The illustration below shows the three isotopes of carbon.
Some isotopes of certain elements are unstable; they can spontaneously change into another kind of atom in a process called “radioactive decay.” Since this process presently happens at a known measured rate, scientists attempt to use it like a “clock” to tell how long ago a rock or fossil formed.
Neutrons that come from these fragmented atoms collide with C to be useful in age estimates.
This is a critical assumption in the dating process.
The procedures used are not necessarily in question. The secular (evolutionary) worldview interprets the universe and world to be billions of years old. The use of carbon-14 dating is often misunderstood.
Carbon-14 is mostly used to date once-living things (organic material). Carbon-14 is constantly being added to the atmosphere.
One is for potentially dating fossils (once-living things) using carbon-14 dating, and the other is for dating rocks and the age of the earth using uranium, potassium and other radioactive atoms.
Scientists use a technique called radiometric dating to estimate the ages of rocks, fossils, and the earth.
Many people have been led to believe that radiometric dating methods have proved the earth to be billions of years old.
So, a carbon atom might have six neutrons, or seven, or possibly eight—but it would always have six protons.

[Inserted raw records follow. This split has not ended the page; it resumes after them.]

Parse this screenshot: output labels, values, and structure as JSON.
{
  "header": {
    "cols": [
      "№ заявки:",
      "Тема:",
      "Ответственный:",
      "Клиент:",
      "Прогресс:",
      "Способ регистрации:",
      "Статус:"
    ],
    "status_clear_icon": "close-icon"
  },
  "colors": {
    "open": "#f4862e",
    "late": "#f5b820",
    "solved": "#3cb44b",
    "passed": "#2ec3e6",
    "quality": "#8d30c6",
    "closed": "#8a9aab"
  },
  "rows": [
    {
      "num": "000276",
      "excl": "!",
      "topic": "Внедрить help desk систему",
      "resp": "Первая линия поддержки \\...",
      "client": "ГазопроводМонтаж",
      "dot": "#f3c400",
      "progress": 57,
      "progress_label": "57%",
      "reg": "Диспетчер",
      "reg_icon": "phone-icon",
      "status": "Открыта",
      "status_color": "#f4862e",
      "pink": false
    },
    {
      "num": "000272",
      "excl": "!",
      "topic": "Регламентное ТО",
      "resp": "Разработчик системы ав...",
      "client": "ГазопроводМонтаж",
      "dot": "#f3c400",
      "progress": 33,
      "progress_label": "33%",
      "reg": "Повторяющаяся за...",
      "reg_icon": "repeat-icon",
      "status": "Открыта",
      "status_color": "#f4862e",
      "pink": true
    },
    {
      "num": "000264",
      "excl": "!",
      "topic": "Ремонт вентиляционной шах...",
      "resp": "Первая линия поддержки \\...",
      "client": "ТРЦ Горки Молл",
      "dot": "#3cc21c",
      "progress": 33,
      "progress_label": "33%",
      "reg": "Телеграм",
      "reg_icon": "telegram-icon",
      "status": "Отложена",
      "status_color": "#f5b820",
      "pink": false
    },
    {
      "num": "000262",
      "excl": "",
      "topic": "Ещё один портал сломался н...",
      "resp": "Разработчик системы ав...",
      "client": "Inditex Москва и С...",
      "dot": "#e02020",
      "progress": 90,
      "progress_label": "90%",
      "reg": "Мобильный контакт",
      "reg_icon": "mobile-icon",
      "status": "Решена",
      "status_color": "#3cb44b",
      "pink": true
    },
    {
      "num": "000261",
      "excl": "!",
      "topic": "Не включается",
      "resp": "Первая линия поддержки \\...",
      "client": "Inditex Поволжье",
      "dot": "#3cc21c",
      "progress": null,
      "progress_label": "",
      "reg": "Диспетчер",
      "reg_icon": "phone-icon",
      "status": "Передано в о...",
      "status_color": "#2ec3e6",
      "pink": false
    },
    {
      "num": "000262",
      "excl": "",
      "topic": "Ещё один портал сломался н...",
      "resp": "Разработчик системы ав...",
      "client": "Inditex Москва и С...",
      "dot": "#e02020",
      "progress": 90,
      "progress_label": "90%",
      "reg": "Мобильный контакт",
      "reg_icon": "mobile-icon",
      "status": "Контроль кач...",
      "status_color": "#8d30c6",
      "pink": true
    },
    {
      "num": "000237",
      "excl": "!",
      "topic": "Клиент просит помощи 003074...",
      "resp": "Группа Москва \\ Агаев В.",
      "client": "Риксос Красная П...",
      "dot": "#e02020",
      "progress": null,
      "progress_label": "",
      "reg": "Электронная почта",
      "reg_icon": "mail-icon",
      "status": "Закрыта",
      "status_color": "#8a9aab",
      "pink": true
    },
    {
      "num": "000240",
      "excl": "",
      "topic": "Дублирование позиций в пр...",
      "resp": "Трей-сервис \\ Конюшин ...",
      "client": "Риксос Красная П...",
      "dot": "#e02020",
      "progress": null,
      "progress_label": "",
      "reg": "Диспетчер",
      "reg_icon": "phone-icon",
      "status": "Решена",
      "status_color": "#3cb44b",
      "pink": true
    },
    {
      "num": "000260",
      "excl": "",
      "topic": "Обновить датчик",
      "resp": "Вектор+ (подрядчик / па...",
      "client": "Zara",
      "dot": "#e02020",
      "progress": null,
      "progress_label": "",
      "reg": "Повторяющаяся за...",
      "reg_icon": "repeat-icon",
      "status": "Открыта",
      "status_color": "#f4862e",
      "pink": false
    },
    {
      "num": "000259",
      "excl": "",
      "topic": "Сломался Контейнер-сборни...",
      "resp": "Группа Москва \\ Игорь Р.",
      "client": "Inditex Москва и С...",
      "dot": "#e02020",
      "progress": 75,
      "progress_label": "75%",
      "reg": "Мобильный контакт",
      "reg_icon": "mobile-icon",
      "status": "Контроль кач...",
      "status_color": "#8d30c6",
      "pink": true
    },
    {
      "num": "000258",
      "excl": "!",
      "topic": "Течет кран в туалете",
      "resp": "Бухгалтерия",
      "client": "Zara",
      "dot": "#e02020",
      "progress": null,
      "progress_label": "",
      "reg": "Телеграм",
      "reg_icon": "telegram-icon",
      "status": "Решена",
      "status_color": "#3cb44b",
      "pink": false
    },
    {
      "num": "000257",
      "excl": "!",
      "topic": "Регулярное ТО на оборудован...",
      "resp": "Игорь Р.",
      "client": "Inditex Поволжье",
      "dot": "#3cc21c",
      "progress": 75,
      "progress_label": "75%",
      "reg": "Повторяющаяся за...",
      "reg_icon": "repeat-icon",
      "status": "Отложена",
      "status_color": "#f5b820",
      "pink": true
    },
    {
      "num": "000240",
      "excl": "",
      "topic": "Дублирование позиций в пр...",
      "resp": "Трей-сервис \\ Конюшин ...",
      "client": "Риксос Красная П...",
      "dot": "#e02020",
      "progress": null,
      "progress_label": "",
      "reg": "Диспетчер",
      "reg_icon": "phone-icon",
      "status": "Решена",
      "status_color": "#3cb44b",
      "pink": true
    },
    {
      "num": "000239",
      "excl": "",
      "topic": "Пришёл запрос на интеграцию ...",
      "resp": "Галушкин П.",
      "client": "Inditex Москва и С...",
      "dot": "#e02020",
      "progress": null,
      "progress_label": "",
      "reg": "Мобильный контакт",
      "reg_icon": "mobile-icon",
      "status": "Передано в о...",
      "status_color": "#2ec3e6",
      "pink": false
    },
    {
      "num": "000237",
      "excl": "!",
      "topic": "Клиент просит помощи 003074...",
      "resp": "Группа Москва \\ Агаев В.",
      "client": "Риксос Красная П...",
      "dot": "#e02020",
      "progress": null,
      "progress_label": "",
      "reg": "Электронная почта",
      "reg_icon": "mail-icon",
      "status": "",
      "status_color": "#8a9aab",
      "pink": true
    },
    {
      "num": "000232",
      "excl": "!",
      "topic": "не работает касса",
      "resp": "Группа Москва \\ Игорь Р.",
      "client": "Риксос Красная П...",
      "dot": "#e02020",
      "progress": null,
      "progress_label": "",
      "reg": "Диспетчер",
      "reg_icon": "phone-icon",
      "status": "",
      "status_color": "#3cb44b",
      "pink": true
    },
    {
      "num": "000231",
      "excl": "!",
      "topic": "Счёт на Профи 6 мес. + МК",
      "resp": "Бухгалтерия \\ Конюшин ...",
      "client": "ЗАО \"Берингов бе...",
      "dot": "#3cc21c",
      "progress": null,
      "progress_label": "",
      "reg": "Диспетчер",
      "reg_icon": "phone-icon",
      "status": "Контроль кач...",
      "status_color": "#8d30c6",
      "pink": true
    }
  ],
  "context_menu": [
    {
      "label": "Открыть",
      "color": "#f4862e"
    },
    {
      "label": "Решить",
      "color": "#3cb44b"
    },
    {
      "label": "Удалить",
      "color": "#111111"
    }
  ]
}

An “isotope” is any of several different forms of an element, each having different numbers of neutrons.